This Article 
 Bibliographic References 
 Add to: 
Tight Upper Bounds on the Minimum Precision Required of the Divisor and the Partial Remainder in High-Radix Division
November 2003 (vol. 52 no. 11)
pp. 1509-1514

Abstract—Digit-recurrence binary dividers are sped up via two complementary methods: keeping the partial remainder in redundant form and selecting the quotient digits in a radix higher than 2. Use of a redundant partial remainder replaces the standard addition in each cycle by a carry-free addition, thus making the cycles shorter. Deriving the quotient in high radix reduces the number of cycles (by a factor of about h for radix 2^h). To make the redundant partial remainder scheme work, quotient digits must be chosen from a redundant set, such as [-2, 2] in radix 4. The redundancy provides some tolerance to imprecision so that the quotient digits can be selected based on examining truncated versions of the partial remainder and divisor. No closed form formula for the required precision in the partial remainder and divisor, as a function of the quotient digit set and the range of the partial remainder, is known. In this paper, we establish tight upper bounds on the required precision for the partial remainder and divisor. The bounds are tight in the sense that each is only one bit over a well-known simple lower bound. We also discuss the implications of these bounds for the quotient digit selection process.

[1] D.E. Atkins, Higher Radix Division Using Estimates of the Divisor and Partial Remainders IEEE Trans. Computers, vol. 17, no. 10, pp. 925-934, Oct. 1968.
[2] N. Burgess and T. Williams, "Choices of Operand Truncation in the SRT Division Algorithm," IEEE Trans. Computers, vol. 44, no. 7, pp. 933-937, July 1995.
[3] M.D. Ercegovac and T. Lang, Division and Square Root—Digit-Recurrence Algorithms and Implementations. Kluwer Academic, 1994.
[4] H.A.H. Fahmy, A.A. Liddicoat, and M.J. Flynn, Improving the Effectiveness of Floating-Point Arithmetic Proc. 35th Asilomar Conf.

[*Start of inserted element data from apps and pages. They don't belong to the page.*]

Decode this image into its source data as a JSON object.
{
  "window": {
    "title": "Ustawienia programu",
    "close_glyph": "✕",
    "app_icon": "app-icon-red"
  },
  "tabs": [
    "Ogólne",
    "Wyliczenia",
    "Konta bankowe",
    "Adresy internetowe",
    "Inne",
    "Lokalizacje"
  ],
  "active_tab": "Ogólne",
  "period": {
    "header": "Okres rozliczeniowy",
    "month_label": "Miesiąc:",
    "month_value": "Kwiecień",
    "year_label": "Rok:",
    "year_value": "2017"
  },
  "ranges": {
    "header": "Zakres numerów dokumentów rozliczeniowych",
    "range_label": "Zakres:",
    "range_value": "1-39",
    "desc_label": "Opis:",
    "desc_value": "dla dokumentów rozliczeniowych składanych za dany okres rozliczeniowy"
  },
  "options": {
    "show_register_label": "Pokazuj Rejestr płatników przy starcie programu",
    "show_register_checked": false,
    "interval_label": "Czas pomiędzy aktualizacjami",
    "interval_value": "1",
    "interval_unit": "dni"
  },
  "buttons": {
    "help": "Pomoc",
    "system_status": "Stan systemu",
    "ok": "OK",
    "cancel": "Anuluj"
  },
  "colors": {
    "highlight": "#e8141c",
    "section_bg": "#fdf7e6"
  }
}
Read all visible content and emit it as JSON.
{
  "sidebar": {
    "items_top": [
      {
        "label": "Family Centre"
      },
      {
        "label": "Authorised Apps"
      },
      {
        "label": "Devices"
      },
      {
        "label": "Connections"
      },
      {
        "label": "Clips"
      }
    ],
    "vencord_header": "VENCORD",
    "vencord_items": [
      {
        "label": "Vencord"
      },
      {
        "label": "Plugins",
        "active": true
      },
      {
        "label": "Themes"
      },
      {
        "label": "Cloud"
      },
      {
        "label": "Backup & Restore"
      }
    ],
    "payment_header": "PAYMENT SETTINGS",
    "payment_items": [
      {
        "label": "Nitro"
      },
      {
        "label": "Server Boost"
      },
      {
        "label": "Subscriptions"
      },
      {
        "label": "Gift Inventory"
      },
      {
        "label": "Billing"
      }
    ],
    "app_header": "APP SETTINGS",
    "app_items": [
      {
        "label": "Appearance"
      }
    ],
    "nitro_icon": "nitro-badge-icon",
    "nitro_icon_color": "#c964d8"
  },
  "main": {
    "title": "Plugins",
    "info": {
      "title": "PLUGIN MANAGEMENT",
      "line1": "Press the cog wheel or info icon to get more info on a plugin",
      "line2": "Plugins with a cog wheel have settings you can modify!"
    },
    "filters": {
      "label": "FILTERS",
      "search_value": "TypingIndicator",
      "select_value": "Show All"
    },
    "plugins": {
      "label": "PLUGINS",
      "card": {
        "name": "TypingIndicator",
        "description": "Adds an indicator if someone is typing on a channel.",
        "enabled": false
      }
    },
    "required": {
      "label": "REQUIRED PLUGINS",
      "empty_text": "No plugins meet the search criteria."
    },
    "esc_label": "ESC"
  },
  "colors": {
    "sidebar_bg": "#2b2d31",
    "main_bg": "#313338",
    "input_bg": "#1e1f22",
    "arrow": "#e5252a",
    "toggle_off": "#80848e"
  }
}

Signals, Systems, and Computers, pp. 875-879, Nov. 2001.
[5] D. Harris, S. Oberman, and M. Horowitz, “SRT Division Architectures and Implementations,” Proc. IEEE 13th Int'l Symp. Computer Arithmetic (ARITH13), pp. 18-25, 1997.
[6] G. Jaberipur, B. Parhami, and M. Ghodsi, Weighted Bit-Set Encodings for Redundant Digit Sets Proc. 36th Asilomar Conf. Signals, Systems, and Computers, pp. 1629-1633, Nov. 2002.
[7] S.F. Oberman and M.J. Flynn, “Division Algorithms and Implementations,” IEEE Trans. Computers, vol. 46, no. 8, pp. 833-854, Aug. 1997.
[8] S.F. Oberman and M.J. Flynn, Minimizing the Complexity of SRT Tables IEEE Trans. VLSI Systems, vol. 6, no. 1, pp. 141-149, Mar. 1998.
[9] B. Parhami, Computer Arithmetic—Algorithms and Hardware Designs. New York: Oxford Univ. Press, 2000.
[10] B. Parhami, Precision Requirements for Quotient Digit Selection in High-Radix Division Proc. 35th Asilomar Conf. Signals, Systems, and Computers, pp. 1670-1673, Nov. 2001.
[11] D.S. Phatak and I. Koren, "Hybrid Signed-Digit Number Systems: A Unified Framework for Redundant Number Representations with Bounded Carry Propagation Chains," IEEE Trans. Computers, special issue on computer arithmetic, vol. 43, no. 8, pp. 880-891, Aug. 1994. (An unabridged version is available on the web at.)
[12] J.E. Robertson, A New Class of Digital Division Methods IRE Trans. Electronic Computers, vol. 7, pp. 218-222, Sept. 1958.
[13] J.H.P. Zurawski and J.B. Gosling, “Design of a High-Speed Square Root Multiply and Divide Unit,” IEEE Trans. Computers, vol. 36, no. 1, pp. 13-23, Jan. 1987

Index Terms:
Digit-recurrence division, digit-selector PLA, high-radix division, p-d plot, quotient digit selection, SRT division.
Behrooz Parhami, "Tight Upper Bounds on the Minimum Precision Required of the Divisor and the Partial Remainder in High-Radix Division," IEEE Transactions on Computers, vol. 52, no. 11, pp. 1509-1514, Nov. 2003, doi:10.1109/TC.2003.1244949
Usage of this product signifies your acceptance of the Terms of Use.